* [Prompt]:
Your answer should be each line of the entries that contains the word "values", copied in full.

Items from a data source
________
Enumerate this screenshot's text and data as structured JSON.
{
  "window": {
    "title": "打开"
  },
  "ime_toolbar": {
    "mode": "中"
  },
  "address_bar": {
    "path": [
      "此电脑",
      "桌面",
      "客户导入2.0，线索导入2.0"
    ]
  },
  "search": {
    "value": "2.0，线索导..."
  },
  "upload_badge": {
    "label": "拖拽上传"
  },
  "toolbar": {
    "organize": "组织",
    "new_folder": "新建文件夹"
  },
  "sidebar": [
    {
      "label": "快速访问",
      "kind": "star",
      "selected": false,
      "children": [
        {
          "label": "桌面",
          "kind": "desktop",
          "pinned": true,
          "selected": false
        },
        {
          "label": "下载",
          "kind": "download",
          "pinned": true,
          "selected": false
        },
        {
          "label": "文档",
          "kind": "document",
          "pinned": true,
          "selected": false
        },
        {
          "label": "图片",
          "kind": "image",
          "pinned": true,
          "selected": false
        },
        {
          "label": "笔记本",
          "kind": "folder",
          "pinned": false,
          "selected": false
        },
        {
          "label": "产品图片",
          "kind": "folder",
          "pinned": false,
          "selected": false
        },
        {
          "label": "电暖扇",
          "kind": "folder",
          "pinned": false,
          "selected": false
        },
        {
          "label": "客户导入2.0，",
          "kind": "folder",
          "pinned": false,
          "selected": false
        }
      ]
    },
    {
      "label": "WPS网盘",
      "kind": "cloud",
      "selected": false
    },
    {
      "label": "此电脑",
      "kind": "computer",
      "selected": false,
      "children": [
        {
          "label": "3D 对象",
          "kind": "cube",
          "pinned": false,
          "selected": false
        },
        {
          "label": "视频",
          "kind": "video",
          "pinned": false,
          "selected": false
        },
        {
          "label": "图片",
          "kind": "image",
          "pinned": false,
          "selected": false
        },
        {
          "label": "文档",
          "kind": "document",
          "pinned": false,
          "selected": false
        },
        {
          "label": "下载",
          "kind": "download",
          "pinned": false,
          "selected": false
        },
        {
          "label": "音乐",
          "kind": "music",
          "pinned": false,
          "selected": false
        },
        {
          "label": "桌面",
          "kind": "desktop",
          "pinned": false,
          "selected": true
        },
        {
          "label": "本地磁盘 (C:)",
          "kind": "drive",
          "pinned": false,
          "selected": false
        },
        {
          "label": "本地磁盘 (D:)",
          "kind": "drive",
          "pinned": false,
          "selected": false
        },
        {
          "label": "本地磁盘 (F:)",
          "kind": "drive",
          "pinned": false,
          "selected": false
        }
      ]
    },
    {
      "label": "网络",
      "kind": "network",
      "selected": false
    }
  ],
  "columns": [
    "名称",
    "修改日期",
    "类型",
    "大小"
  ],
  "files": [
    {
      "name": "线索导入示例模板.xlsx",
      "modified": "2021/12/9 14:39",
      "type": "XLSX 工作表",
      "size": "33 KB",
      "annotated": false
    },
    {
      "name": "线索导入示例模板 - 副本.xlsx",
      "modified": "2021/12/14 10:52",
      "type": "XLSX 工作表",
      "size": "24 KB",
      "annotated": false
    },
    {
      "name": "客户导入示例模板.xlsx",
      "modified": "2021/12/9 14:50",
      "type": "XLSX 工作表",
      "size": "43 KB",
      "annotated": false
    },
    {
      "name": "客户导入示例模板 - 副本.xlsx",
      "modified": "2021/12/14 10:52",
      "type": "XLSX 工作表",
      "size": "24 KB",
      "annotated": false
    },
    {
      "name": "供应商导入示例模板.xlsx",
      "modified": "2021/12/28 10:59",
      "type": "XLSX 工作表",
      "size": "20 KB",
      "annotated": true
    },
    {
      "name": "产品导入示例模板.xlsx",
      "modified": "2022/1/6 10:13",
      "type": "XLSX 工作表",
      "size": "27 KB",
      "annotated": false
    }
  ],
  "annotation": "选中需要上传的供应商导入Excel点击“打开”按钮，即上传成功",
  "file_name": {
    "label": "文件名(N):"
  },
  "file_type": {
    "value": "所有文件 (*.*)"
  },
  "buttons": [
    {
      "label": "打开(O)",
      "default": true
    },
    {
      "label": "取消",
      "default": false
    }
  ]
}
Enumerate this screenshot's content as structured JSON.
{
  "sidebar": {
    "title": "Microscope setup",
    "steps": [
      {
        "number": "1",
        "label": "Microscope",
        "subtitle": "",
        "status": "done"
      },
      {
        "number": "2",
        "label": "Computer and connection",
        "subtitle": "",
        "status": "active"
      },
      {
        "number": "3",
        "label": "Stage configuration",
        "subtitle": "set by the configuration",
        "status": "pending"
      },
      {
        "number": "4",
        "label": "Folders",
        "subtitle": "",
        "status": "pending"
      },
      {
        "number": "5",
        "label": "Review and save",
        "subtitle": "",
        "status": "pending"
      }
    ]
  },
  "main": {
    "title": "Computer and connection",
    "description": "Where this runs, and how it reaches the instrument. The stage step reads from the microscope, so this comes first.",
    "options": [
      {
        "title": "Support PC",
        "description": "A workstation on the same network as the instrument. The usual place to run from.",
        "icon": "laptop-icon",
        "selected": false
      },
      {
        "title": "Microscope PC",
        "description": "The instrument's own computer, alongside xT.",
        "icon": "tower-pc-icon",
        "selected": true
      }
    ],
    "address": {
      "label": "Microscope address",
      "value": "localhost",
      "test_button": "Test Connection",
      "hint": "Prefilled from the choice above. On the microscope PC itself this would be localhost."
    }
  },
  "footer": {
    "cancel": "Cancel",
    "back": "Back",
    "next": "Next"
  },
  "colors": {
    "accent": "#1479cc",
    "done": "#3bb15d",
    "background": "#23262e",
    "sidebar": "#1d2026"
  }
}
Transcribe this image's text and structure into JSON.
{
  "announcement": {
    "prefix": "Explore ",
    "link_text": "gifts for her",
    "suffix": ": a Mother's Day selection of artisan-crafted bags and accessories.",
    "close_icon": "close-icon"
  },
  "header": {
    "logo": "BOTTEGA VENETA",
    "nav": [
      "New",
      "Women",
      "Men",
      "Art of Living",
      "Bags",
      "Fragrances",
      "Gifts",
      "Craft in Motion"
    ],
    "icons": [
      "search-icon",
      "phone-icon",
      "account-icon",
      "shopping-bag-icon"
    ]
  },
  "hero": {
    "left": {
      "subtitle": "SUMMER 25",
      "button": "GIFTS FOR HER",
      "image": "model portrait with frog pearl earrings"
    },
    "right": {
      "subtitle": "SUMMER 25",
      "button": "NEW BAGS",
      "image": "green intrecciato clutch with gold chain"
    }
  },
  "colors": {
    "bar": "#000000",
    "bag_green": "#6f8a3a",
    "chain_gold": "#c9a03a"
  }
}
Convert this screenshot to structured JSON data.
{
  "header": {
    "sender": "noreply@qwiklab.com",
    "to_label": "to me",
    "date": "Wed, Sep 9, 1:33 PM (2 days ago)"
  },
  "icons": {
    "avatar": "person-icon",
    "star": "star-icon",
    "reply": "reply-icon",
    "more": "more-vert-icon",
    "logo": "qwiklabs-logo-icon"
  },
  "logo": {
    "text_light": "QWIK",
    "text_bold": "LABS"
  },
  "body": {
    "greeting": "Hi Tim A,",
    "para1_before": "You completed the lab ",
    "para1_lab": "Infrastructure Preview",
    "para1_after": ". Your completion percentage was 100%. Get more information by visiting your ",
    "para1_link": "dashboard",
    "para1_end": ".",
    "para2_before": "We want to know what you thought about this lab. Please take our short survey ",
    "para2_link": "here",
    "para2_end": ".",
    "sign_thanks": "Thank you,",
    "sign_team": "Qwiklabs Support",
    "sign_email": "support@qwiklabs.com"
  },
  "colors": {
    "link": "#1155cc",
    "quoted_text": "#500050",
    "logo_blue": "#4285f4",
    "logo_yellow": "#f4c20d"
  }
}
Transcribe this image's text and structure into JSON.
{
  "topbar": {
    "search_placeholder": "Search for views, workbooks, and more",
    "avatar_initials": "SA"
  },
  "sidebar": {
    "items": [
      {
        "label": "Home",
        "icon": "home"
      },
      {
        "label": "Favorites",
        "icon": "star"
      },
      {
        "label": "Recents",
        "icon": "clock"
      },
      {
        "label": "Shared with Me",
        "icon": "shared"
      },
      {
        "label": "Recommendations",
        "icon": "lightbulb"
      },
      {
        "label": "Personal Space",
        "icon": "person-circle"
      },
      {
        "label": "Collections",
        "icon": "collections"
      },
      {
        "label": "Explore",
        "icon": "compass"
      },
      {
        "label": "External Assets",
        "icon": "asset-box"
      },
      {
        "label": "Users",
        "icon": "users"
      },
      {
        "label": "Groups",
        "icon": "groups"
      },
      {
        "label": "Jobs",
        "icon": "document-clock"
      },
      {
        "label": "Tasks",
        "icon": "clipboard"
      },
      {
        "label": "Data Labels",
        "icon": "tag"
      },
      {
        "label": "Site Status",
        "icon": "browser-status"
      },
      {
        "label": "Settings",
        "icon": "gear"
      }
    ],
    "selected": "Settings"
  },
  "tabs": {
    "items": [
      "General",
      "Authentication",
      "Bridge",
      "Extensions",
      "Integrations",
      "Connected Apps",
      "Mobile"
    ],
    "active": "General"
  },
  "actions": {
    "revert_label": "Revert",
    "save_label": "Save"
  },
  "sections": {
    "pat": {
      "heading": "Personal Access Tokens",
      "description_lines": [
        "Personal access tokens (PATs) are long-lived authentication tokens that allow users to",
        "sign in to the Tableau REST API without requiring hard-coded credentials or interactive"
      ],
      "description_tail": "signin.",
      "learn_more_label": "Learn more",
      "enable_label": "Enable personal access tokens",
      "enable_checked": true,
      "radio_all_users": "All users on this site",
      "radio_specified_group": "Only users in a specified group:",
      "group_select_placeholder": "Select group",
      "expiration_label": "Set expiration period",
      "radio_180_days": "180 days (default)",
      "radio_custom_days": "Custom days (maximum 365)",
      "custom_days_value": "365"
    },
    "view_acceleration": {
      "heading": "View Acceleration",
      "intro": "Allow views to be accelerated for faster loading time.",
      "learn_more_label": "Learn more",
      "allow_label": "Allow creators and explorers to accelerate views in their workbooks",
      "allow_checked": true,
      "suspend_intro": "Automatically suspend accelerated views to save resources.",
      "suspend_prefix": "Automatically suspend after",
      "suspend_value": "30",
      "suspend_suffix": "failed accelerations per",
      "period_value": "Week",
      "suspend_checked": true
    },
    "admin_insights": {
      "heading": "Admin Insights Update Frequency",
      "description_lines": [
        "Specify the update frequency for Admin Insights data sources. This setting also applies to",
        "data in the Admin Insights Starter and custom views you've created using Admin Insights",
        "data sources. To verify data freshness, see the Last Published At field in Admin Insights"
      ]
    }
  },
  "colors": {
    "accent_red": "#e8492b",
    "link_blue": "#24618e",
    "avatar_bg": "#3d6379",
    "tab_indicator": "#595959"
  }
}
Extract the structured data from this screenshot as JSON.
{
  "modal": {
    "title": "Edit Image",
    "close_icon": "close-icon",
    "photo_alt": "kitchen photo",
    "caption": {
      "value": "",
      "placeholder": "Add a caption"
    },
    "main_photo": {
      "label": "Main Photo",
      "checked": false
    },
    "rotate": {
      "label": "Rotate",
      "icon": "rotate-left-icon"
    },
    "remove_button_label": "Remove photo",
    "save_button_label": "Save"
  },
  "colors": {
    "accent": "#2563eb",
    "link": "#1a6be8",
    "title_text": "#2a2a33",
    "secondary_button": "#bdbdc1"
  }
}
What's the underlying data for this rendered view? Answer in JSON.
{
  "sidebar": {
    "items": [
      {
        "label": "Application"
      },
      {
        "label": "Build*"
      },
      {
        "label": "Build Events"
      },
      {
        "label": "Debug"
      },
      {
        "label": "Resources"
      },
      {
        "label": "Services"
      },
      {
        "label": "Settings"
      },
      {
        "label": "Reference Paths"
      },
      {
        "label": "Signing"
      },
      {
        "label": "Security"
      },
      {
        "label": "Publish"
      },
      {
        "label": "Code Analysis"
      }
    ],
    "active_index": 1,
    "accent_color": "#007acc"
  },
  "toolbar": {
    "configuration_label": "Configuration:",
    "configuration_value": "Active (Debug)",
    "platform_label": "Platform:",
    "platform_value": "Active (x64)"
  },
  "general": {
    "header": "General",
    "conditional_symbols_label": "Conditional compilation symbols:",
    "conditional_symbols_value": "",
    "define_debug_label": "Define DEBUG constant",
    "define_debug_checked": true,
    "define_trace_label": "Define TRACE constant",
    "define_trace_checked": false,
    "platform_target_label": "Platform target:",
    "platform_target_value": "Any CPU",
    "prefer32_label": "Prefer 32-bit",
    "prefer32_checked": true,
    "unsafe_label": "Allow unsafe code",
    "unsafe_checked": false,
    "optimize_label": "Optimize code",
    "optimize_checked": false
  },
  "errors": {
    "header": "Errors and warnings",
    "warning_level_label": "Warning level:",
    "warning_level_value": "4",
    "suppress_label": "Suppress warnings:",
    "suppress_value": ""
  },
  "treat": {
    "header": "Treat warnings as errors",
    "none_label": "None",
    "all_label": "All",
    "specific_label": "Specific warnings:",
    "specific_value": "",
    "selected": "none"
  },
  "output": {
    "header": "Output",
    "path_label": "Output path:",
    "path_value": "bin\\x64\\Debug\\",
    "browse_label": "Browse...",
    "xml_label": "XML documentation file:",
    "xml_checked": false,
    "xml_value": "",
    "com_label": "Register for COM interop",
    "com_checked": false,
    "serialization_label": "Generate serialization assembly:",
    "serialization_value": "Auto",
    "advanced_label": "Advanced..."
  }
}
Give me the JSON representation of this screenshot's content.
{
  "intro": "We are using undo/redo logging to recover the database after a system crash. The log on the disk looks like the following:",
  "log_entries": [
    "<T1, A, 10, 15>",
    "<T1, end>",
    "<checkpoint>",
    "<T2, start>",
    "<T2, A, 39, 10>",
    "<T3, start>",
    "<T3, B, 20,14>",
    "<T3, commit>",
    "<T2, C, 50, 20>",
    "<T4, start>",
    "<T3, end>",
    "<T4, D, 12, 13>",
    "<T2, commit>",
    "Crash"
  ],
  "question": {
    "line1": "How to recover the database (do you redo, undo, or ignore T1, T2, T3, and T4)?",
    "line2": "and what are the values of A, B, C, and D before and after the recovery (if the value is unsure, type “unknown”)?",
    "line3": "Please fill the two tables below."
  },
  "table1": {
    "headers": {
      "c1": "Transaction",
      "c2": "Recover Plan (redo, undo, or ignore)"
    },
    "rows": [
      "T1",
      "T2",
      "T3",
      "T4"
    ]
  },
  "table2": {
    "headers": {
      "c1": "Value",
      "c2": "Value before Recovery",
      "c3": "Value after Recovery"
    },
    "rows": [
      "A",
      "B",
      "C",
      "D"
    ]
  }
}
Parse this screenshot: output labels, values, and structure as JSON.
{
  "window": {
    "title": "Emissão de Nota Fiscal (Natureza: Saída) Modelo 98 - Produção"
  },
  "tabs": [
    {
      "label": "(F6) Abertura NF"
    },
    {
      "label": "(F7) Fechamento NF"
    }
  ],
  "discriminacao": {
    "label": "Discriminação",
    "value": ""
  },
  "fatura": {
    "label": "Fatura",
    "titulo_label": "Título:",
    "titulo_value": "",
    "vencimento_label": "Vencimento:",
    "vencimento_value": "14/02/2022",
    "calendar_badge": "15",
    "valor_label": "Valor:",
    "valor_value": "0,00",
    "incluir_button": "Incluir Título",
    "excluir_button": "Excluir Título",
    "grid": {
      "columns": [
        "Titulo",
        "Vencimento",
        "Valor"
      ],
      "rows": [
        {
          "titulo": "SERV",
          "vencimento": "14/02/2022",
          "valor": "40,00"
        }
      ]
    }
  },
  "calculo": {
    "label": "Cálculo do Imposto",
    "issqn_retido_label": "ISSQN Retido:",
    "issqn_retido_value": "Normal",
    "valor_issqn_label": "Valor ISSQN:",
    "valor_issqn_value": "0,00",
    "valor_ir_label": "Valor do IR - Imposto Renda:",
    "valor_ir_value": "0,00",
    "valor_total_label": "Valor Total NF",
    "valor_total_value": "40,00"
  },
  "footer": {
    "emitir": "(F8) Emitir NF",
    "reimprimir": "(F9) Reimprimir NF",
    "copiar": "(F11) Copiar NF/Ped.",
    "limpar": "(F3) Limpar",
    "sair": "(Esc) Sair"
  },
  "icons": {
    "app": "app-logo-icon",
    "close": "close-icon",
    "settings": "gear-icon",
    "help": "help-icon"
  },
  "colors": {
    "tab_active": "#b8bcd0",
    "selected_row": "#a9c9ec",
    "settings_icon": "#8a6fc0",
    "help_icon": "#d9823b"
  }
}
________
* [Result of the task]:
    "line2": "and what are the values of A, B, C, and D before and after the recovery (if the value is unsure, type “unknown”)?",
Parse this screenshot: output labels, values, and structure as JSON.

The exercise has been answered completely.